Jared Bailey (aka No Can Win) is one of my favorite developers on the App Store. I loved Cubed Rally Racer (Free), and was near-obsessed with the follow-up, Cubed Rally Redline (Free). After that, though, he started focusing on much simpler Ketchapp-style games that weren’t really my cup o’ tea. The last game of his (which I reviewed) was called Super Bounce Back (Free), and it seemed to be a step back in the right direction, with a clever concept that was slightly more involved than the “one-button-quick-reaction” style games he’d been putting out after the Cubed Rally series. And fortunately for me (and you, I suppose), his latest effort Rocket Ski Racing (Free) climbs out of that inverted bell curve even further. Simply put, it’s a blast.
In Rocket Ski Racing you play as a skier with a rocket strapped to his or her back, and you must race. (I mean, if it wasn’t clear from the title.) There are six different snow covered courses that twist and curve and loop around, and you have to get to the finish line before your multicolored opponents do. Each race is usually pretty quick, with around 5 laps that whiz by in under a minute. They go by so fast, in fact, that one of the keys to success is memorizing when and where to turn, since you can’t always see very far ahead and there’s no map.
Luckily, before each regular race there’s also a Gate Chase mode that helps to familiarize yourself with (or refresh your memory of) the track you’re about to race on. In this mode there are ten gates that you must race through without missing any, which is fairly standard in a lot of racing games. The twist is that these gates, much like your racer, are rocket-strapped and flying forward almost as fast as you are. (That’s where the “Chase” part comes in.)
Progression-wise, there’s basically just a career mode, or “Season”, that consists of 24 races that must be played in order (somewhat similar to Cubed Snowboarding ($0.99)). You’ll race through each of the six courses four times each (first with the Gate Chase and Race modes back to back, and then you’ll go through the whole thing a second time), and there’s no way to restart the season as a whole. You just play from Race 1 to Race 24, and then start again at the end if you want to try for a better score.

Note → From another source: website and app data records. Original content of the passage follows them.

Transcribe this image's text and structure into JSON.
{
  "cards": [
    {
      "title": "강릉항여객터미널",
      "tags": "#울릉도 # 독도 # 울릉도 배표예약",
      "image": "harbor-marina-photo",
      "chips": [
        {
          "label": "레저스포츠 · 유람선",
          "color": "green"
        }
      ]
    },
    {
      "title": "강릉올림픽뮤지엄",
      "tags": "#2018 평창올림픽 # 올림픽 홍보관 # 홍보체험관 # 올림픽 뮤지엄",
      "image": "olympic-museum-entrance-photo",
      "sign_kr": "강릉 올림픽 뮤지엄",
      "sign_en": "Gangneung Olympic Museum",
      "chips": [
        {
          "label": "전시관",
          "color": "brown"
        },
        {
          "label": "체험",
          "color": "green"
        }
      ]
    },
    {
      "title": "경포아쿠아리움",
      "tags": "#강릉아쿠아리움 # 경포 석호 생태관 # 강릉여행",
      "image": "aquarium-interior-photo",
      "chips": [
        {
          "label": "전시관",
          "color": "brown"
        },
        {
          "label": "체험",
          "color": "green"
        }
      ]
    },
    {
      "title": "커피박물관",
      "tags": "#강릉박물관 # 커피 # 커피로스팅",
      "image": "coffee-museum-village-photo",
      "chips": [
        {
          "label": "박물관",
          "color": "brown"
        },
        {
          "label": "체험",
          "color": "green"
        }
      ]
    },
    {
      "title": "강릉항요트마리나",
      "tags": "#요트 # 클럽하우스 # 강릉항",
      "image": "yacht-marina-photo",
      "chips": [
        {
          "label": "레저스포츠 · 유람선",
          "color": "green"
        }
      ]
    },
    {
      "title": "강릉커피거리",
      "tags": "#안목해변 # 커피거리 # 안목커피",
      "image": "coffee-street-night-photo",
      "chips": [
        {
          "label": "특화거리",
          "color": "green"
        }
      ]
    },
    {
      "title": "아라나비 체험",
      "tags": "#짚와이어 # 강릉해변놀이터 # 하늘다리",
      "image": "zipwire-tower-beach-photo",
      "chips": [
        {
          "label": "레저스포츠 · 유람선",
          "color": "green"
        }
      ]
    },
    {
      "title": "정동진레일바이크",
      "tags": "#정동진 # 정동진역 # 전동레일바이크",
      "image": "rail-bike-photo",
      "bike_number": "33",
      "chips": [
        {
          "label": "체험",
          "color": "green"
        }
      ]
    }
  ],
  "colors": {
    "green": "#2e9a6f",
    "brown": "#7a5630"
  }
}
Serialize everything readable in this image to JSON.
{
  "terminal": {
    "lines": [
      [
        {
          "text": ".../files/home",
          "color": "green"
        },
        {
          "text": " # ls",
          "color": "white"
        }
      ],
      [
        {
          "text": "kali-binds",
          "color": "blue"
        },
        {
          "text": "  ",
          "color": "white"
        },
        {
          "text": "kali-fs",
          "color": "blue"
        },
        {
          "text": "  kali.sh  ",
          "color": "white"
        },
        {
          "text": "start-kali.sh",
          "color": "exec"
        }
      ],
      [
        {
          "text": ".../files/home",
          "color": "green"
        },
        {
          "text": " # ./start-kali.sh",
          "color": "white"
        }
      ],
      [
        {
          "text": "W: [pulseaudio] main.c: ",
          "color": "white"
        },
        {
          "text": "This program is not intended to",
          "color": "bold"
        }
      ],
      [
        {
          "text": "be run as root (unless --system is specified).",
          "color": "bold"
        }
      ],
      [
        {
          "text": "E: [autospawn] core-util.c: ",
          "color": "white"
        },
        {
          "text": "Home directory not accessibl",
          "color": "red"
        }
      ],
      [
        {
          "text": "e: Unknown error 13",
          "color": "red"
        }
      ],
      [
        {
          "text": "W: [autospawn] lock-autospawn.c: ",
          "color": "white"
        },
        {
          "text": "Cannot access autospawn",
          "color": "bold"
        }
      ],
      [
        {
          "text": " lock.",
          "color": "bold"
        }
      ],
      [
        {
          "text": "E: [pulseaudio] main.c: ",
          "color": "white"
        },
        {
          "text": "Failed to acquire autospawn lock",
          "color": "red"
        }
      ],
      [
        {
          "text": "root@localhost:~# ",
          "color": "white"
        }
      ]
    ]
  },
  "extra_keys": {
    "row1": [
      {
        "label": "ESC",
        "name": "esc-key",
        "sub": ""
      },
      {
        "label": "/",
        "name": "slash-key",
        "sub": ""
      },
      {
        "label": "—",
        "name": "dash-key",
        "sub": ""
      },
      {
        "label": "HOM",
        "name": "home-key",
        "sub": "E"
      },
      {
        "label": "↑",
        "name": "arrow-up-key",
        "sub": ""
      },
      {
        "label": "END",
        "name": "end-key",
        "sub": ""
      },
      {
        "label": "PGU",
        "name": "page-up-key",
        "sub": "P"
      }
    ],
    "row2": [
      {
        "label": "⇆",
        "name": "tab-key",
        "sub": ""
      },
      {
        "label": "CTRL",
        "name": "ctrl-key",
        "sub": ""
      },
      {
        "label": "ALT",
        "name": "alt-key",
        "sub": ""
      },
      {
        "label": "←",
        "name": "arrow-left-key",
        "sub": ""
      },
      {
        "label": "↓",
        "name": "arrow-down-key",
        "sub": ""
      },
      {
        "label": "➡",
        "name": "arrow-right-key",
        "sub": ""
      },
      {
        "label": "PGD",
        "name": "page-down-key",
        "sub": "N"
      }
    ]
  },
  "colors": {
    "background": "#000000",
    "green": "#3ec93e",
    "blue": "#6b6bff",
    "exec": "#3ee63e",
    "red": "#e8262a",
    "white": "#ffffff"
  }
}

You can watch an ad to restart the previous single race you played to get a better score, but, as I said, you can’t start the season over until you’ve finished it, and you also can’t jump straight to your favorite level or mode.
To control the game, you can either tilt or tap either side of the screen to move left and right. Or, that’s what I stupidly assumed the first few times I played, anyway. I was close to rage quitting the game altogether at how jerky and imprecise the touch controls were until I realized you’re supposed to actually swipe the screen back and forth, not tap. Whoops! Anyway, tilting and swiping each work incredibly well, and the best option comes squarely down to personal preference. Plus, you can tweak the sensitivity of each one in the menu.
As much as I adore the racing mechanics, controls, fantastic sense of speed, and clean visuals of the game, I do have some nitpicks. Chief among them is the way the Season works, as I detailed earlier. I’m not a fan of being forced to play straight through it without being able to start over. The way it works now, if you’re four races into the season and realize you’re doing terribly, you have to suck it up and play through the remaining 20 before you have a chance at redeeming yourself. (The ability to watch an ad to restart your last race is a welcome touch, but not quite enough to stave off frustration in the long run). Compounding that problem is the fact that the game is really, really hard. I’m usually no slouch at racing games, but hot damn did Rocket Ski Racing kick my butt for the first hour or so. (Hint: Stick to the blue line.) Luckily each race is pretty short, but it’d be nice if there was some sort of practice mode or something to hone your skills before jumping straight into the unrelenting Season.
Rocket Ski Racing doesn’t quite reach the highs of Cubed Rally Redline for me, but it comes a lot closer than I was expecting. It’s a great leap forward from Super Bounce Back (which I still enjoyed), and I hope Bailey continues this shift back toward the more arcade-y thrills of his first few games. Rocket Ski Racing is a very solid game from a very solid developer, and I can’t wait to see what No Can Win puts out next. Perhaps we’ll see Rocket Ski Redline someday?